Segment Start: Data supplied
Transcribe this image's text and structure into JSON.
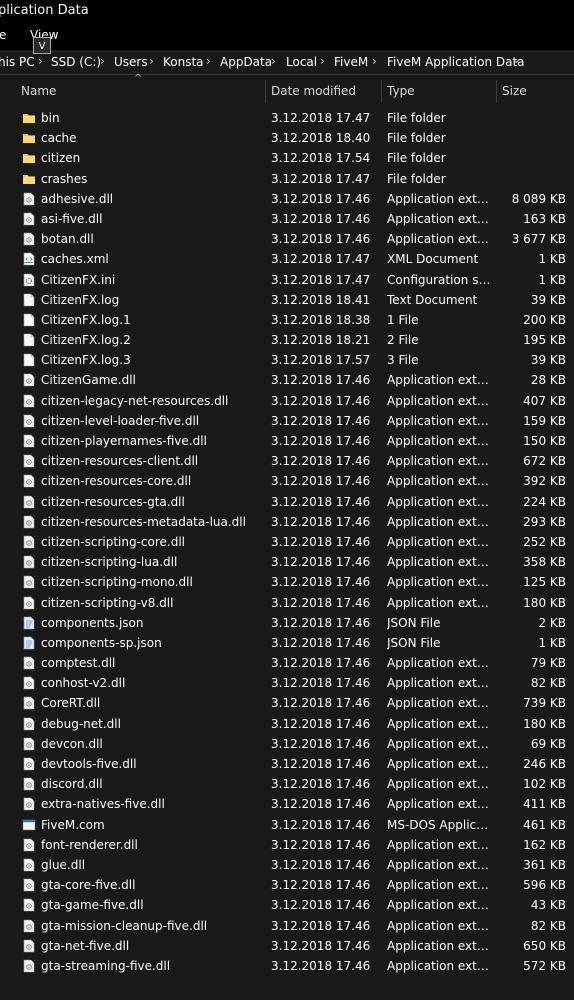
{
  "window": {
    "title": "plication Data"
  },
  "ribbon": {
    "tab_partial": "e",
    "view": "View",
    "view_keytip": "V"
  },
  "address": {
    "crumbs": [
      "his PC",
      "SSD (C:)",
      "Users",
      "Konsta",
      "AppData",
      "Local",
      "FiveM",
      "FiveM Application Data"
    ],
    "separator": "›",
    "dropdown": "⌄"
  },
  "columns": {
    "name": "Name",
    "date": "Date modified",
    "type": "Type",
    "size": "Size",
    "sort_indicator": "^"
  },
  "files": [
    {
      "name": "bin",
      "date": "3.12.2018 17.47",
      "type": "File folder",
      "size": "",
      "icon": "folder-icon"
    },
    {
      "name": "cache",
      "date": "3.12.2018 18.40",
      "type": "File folder",
      "size": "",
      "icon": "folder-icon"
    },
    {
      "name": "citizen",
      "date": "3.12.2018 17.54",
      "type": "File folder",
      "size": "",
      "icon": "folder-icon"
    },
    {
      "name": "crashes",
      "date": "3.12.2018 17.47",
      "type": "File folder",
      "size": "",
      "icon": "folder-icon"
    },
    {
      "name": "adhesive.dll",
      "date": "3.12.2018 17.46",
      "type": "Application extens...",
      "size": "8 089 KB",
      "icon": "dll-icon"
    },
    {
      "name": "asi-five.dll",
      "date": "3.12.2018 17.46",
      "type": "Application extens...",
      "size": "163 KB",
      "icon": "dll-icon"
    },
    {
      "name": "botan.dll",
      "date": "3.12.2018 17.46",
      "type": "Application extens...",
      "size": "3 677 KB",
      "icon": "dll-icon"
    },
    {
      "name": "caches.xml",
      "date": "3.12.2018 17.47",
      "type": "XML Document",
      "size": "1 KB",
      "icon": "xml-icon"
    },
    {
      "name": "CitizenFX.ini",
      "date": "3.12.2018 17.47",
      "type": "Configuration sett...",
      "size": "1 KB",
      "icon": "ini-icon"
    },
    {
      "name": "CitizenFX.log",
      "date": "3.12.2018 18.41",
      "type": "Text Document",
      "size": "39 KB",
      "icon": "file-icon"
    },
    {
      "name": "CitizenFX.log.1",
      "date": "3.12.2018 18.38",
      "type": "1 File",
      "size": "200 KB",
      "icon": "file-icon"
    },
    {
      "name": "CitizenFX.log.2",
      "date": "3.12.2018 18.21",
      "type": "2 File",
      "size": "195 KB",
      "icon": "file-icon"
    },
    {
      "name": "CitizenFX.log.3",
      "date": "3.12.2018 17.57",
      "type": "3 File",
      "size": "39 KB",
      "icon": "file-icon"
    },
    {
      "name": "CitizenGame.dll",
      "date": "3.12.2018 17.46",
      "type": "Application extens...",
      "size": "28 KB",
      "icon": "dll-icon"
    },
    {
      "name": "citizen-legacy-net-resources.dll",
      "date": "3.12.2018 17.46",
      "type": "Application extens...",
      "size": "407 KB",
      "icon": "dll-icon"
    },
    {
      "name": "citizen-level-loader-five.dll",
      "date": "3.12.2018 17.46",
      "type": "Application extens...",
      "size": "159 KB",
      "icon": "dll-icon"
    },
    {
      "name": "citizen-playernames-five.dll",
      "date": "3.12.2018 17.46",
      "type": "Application extens...",
      "size": "150 KB",
      "icon": "dll-icon"
    },
    {
      "name": "citizen-resources-client.dll",
      "date": "3.12.2018 17.46",
      "type": "Application extens...",
      "size": "672 KB",
      "icon": "dll-icon"
    },
    {
      "name": "citizen-resources-core.dll",
      "date": "3.12.2018 17.46",
      "type": "Application extens...",
      "size": "392 KB",
      "icon": "dll-icon"
    },
    {
      "name": "citizen-resources-gta.dll",
      "date": "3.12.2018 17.46",
      "type": "Application extens...",
      "size": "224 KB",
      "icon": "dll-icon"
    },
    {
      "name": "citizen-resources-metadata-lua.dll",
      "date": "3.12.2018 17.46",
      "type": "Application extens...",
      "size": "293 KB",
      "icon": "dll-icon"
    },
    {
      "name": "citizen-scripting-core.dll",
      "date": "3.12.2018 17.46",
      "type": "Application extens...",
      "size": "252 KB",
      "icon": "dll-icon"
    },
    {
      "name": "citizen-scripting-lua.dll",
      "date": "3.12.2018 17.46",
      "type": "Application extens...",
      "size": "358 KB",
      "icon": "dll-icon"
    },
    {
      "name": "citizen-scripting-mono.dll",
      "date": "3.12.2018 17.46",
      "type": "Application extens...",
      "size": "125 KB",
      "icon": "dll-icon"
    },
    {
      "name": "citizen-scripting-v8.dll",
      "date": "3.12.2018 17.46",
      "type": "Application extens...",
      "size": "180 KB",
      "icon": "dll-icon"
    },
    {
      "name": "components.json",
      "date": "3.12.2018 17.46",
      "type": "JSON File",
      "size": "2 KB",
      "icon": "json-icon"
    },
    {
      "name": "components-sp.json",
      "date": "3.12.2018 17.46",
      "type": "JSON File",
      "size": "1 KB",
      "icon": "json-icon"
    },
    {
      "name": "comptest.dll",
      "date": "3.12.2018 17.46",
      "type": "Application extens...",
      "size": "79 KB",
      "icon": "dll-icon"
    },
    {
      "name": "conhost-v2.dll",
      "date": "3.12.2018 17.46",
      "type": "Application extens...",
      "size": "82 KB",
      "icon": "dll-icon"
    },
    {
      "name": "CoreRT.dll",
      "date": "3.12.2018 17.46",
      "type": "Application extens...",
      "size": "739 KB",
      "icon": "dll-icon"
    },
    {
      "name": "debug-net.dll",
      "date": "3.12.2018 17.46",
      "type": "Application extens...",
      "size": "180 KB",
      "icon": "dll-icon"
    },
    {
      "name": "devcon.dll",
      "date": "3.12.2018 17.46",
      "type": "Application extens...",
      "size": "69 KB",
      "icon": "dll-icon"
    },
    {
      "name": "devtools-five.dll",
      "date": "3.12.2018 17.46",
      "type": "Application extens...",
      "size": "246 KB",
      "icon": "dll-icon"
    },
    {
      "name": "discord.dll",
      "date": "3.12.2018 17.46",
      "type": "Application extens...",
      "size": "102 KB",
      "icon": "dll-icon"
    },
    {
      "name": "extra-natives-five.dll",
      "date": "3.12.2018 17.46",
      "type": "Application extens...",
      "size": "411 KB",
      "icon": "dll-icon"
    },
    {
      "name": "FiveM.com",
      "date": "3.12.2018 17.46",
      "type": "MS-DOS Applicati...",
      "size": "461 KB",
      "icon": "app-icon"
    },
    {
      "name": "font-renderer.dll",
      "date": "3.12.2018 17.46",
      "type": "Application extens...",
      "size": "162 KB",
      "icon": "dll-icon"
    },
    {
      "name": "glue.dll",
      "date": "3.12.2018 17.46",
      "type": "Application extens...",
      "size": "361 KB",
      "icon": "dll-icon"
    },
    {
      "name": "gta-core-five.dll",
      "date": "3.12.2018 17.46",
      "type": "Application extens...",
      "size": "596 KB",
      "icon": "dll-icon"
    },
    {
      "name": "gta-game-five.dll",
      "date": "3.12.2018 17.46",
      "type": "Application extens...",
      "size": "43 KB",
      "icon": "dll-icon"
    },
    {
      "name": "gta-mission-cleanup-five.dll",
      "date": "3.12.2018 17.46",
      "type": "Application extens...",
      "size": "82 KB",
      "icon": "dll-icon"
    },
    {
      "name": "gta-net-five.dll",
      "date": "3.12.2018 17.46",
      "type": "Application extens...",
      "size": "650 KB",
      "icon": "dll-icon"
    },
    {
      "name": "gta-streaming-five.dll",
      "date": "3.12.2018 17.46",
      "type": "Application extens...",
      "size": "572 KB",
      "icon": "dll-icon"
    }
  ],
  "colors": {
    "background": "#191919",
    "folder": "#f2c55c",
    "text": "#ffffff"
  }
}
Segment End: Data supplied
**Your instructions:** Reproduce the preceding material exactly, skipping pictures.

**Task answer:**
Transcribe this image's text and structure into JSON.
{
  "window": {
    "title": "plication Data"
  },
  "ribbon": {
    "tab_partial": "e",
    "view": "View",
    "view_keytip": "V"
  },
  "address": {
    "crumbs": [
      "his PC",
      "SSD (C:)",
      "Users",
      "Konsta",
      "AppData",
      "Local",
      "FiveM",
      "FiveM Application Data"
    ],
    "separator": "›",
    "dropdown": "⌄"
  },
  "columns": {
    "name": "Name",
    "date": "Date modified",
    "type": "Type",
    "size": "Size",
    "sort_indicator": "^"
  },
  "files": [
    {
      "name": "bin",
      "date": "3.12.2018 17.47",
      "type": "File folder",
      "size": "",
      "icon": "folder-icon"
    },
    {
      "name": "cache",
      "date": "3.12.2018 18.40",
      "type": "File folder",
      "size": "",
      "icon": "folder-icon"
    },
    {
      "name": "citizen",
      "date": "3.12.2018 17.54",
      "type": "File folder",
      "size": "",
      "icon": "folder-icon"
    },
    {
      "name": "crashes",
      "date": "3.12.2018 17.47",
      "type": "File folder",
      "size": "",
      "icon": "folder-icon"
    },
    {
      "name": "adhesive.dll",
      "date": "3.12.2018 17.46",
      "type": "Application extens...",
      "size": "8 089 KB",
      "icon": "dll-icon"
    },
    {
      "name": "asi-five.dll",
      "date": "3.12.2018 17.46",
      "type": "Application extens...",
      "size": "163 KB",
      "icon": "dll-icon"
    },
    {
      "name": "botan.dll",
      "date": "3.12.2018 17.46",
      "type": "Application extens...",
      "size": "3 677 KB",
      "icon": "dll-icon"
    },
    {
      "name": "caches.xml",
      "date": "3.12.2018 17.47",
      "type": "XML Document",
      "size": "1 KB",
      "icon": "xml-icon"
    },
    {
      "name": "CitizenFX.ini",
      "date": "3.12.2018 17.47",
      "type": "Configuration sett...",
      "size": "1 KB",
      "icon": "ini-icon"
    },
    {
      "name": "CitizenFX.log",
      "date": "3.12.2018 18.41",
      "type": "Text Document",
      "size": "39 KB",
      "icon": "file-icon"
    },
    {
      "name": "CitizenFX.log.1",
      "date": "3.12.2018 18.38",
      "type": "1 File",
      "size": "200 KB",
      "icon": "file-icon"
    },
    {
      "name": "CitizenFX.log.2",
      "date": "3.12.2018 18.21",
      "type": "2 File",
      "size": "195 KB",
      "icon": "file-icon"
    },
    {
      "name": "CitizenFX.log.3",
      "date": "3.12.2018 17.57",
      "type": "3 File",
      "size": "39 KB",
      "icon": "file-icon"
    },
    {
      "name": "CitizenGame.dll",
      "date": "3.12.2018 17.46",
      "type": "Application extens...",
      "size": "28 KB",
      "icon": "dll-icon"
    },
    {
      "name": "citizen-legacy-net-resources.dll",
      "date": "3.12.2018 17.46",
      "type": "Application extens...",
      "size": "407 KB",
      "icon": "dll-icon"
    },
    {
      "name": "citizen-level-loader-five.dll",
      "date": "3.12.2018 17.46",
      "type": "Application extens...",
      "size": "159 KB",
      "icon": "dll-icon"
    },
    {
      "name": "citizen-playernames-five.dll",
      "date": "3.12.2018 17.46",
      "type": "Application extens...",
      "size": "150 KB",
      "icon": "dll-icon"
    },
    {
      "name": "citizen-resources-client.dll",
      "date": "3.12.2018 17.46",
      "type": "Application extens...",
      "size": "672 KB",
      "icon": "dll-icon"
    },
    {
      "name": "citizen-resources-core.dll",
      "date": "3.12.2018 17.46",
      "type": "Application extens...",
      "size": "392 KB",
      "icon": "dll-icon"
    },
    {
      "name": "citizen-resources-gta.dll",
      "date": "3.12.2018 17.46",
      "type": "Application extens...",
      "size": "224 KB",
      "icon": "dll-icon"
    },
    {
      "name": "citizen-resources-metadata-lua.dll",
      "date": "3.12.2018 17.46",
      "type": "Application extens...",
      "size": "293 KB",
      "icon": "dll-icon"
    },
    {
      "name": "citizen-scripting-core.dll",
      "date": "3.12.2018 17.46",
      "type": "Application extens...",
      "size": "252 KB",
      "icon": "dll-icon"
    },
    {
      "name": "citizen-scripting-lua.dll",
      "date": "3.12.2018 17.46",
      "type": "Application extens...",
      "size": "358 KB",
      "icon": "dll-icon"
    },
    {
      "name": "citizen-scripting-mono.dll",
      "date": "3.12.2018 17.46",
      "type": "Application extens...",
      "size": "125 KB",
      "icon": "dll-icon"
    },
    {
      "name": "citizen-scripting-v8.dll",
      "date": "3.12.2018 17.46",
      "type": "Application extens...",
      "size": "180 KB",
      "icon": "dll-icon"
    },
    {
      "name": "components.json",
      "date": "3.12.2018 17.46",
      "type": "JSON File",
      "size": "2 KB",
      "icon": "json-icon"
    },
    {
      "name": "components-sp.json",
      "date": "3.12.2018 17.46",
      "type": "JSON File",
      "size": "1 KB",
      "icon": "json-icon"
    },
    {
      "name": "comptest.dll",
      "date": "3.12.2018 17.46",
      "type": "Application extens...",
      "size": "79 KB",
      "icon": "dll-icon"
    },
    {
      "name": "conhost-v2.dll",
      "date": "3.12.2018 17.46",
      "type": "Application extens...",
      "size": "82 KB",
      "icon": "dll-icon"
    },
    {
      "name": "CoreRT.dll",
      "date": "3.12.2018 17.46",
      "type": "Application extens...",
      "size": "739 KB",
      "icon": "dll-icon"
    },
    {
      "name": "debug-net.dll",
      "date": "3.12.2018 17.46",
      "type": "Application extens...",
      "size": "180 KB",
      "icon": "dll-icon"
    },
    {
      "name": "devcon.dll",
      "date": "3.12.2018 17.46",
      "type": "Application extens...",
      "size": "69 KB",
      "icon": "dll-icon"
    },
    {
      "name": "devtools-five.dll",
      "date": "3.12.2018 17.46",
      "type": "Application extens...",
      "size": "246 KB",
      "icon": "dll-icon"
    },
    {
      "name": "discord.dll",
      "date": "3.12.2018 17.46",
      "type": "Application extens...",
      "size": "102 KB",
      "icon": "dll-icon"
    },
    {
      "name": "extra-natives-five.dll",
      "date": "3.12.2018 17.46",
      "type": "Application extens...",
      "size": "411 KB",
      "icon": "dll-icon"
    },
    {
      "name": "FiveM.com",
      "date": "3.12.2018 17.46",
      "type": "MS-DOS Applicati...",
      "size": "461 KB",
      "icon": "app-icon"
    },
    {
      "name": "font-renderer.dll",
      "date": "3.12.2018 17.46",
      "type": "Application extens...",
      "size": "162 KB",
      "icon": "dll-icon"
    },
    {
      "name": "glue.dll",
      "date": "3.12.2018 17.46",
      "type": "Application extens...",
      "size": "361 KB",
      "icon": "dll-icon"
    },
    {
      "name": "gta-core-five.dll",
      "date": "3.12.2018 17.46",
      "type": "Application extens...",
      "size": "596 KB",
      "icon": "dll-icon"
    },
    {
      "name": "gta-game-five.dll",
      "date": "3.12.2018 17.46",
      "type": "Application extens...",
      "size": "43 KB",
      "icon": "dll-icon"
    },
    {
      "name": "gta-mission-cleanup-five.dll",
      "date": "3.12.2018 17.46",
      "type": "Application extens...",
      "size": "82 KB",
      "icon": "dll-icon"
    },
    {
      "name": "gta-net-five.dll",
      "date": "3.12.2018 17.46",
      "type": "Application extens...",
      "size": "650 KB",
      "icon": "dll-icon"
    },
    {
      "name": "gta-streaming-five.dll",
      "date": "3.12.2018 17.46",
      "type": "Application extens...",
      "size": "572 KB",
      "icon": "dll-icon"
    }
  ],
  "colors": {
    "background": "#191919",
    "folder": "#f2c55c",
    "text": "#ffffff"
  }
}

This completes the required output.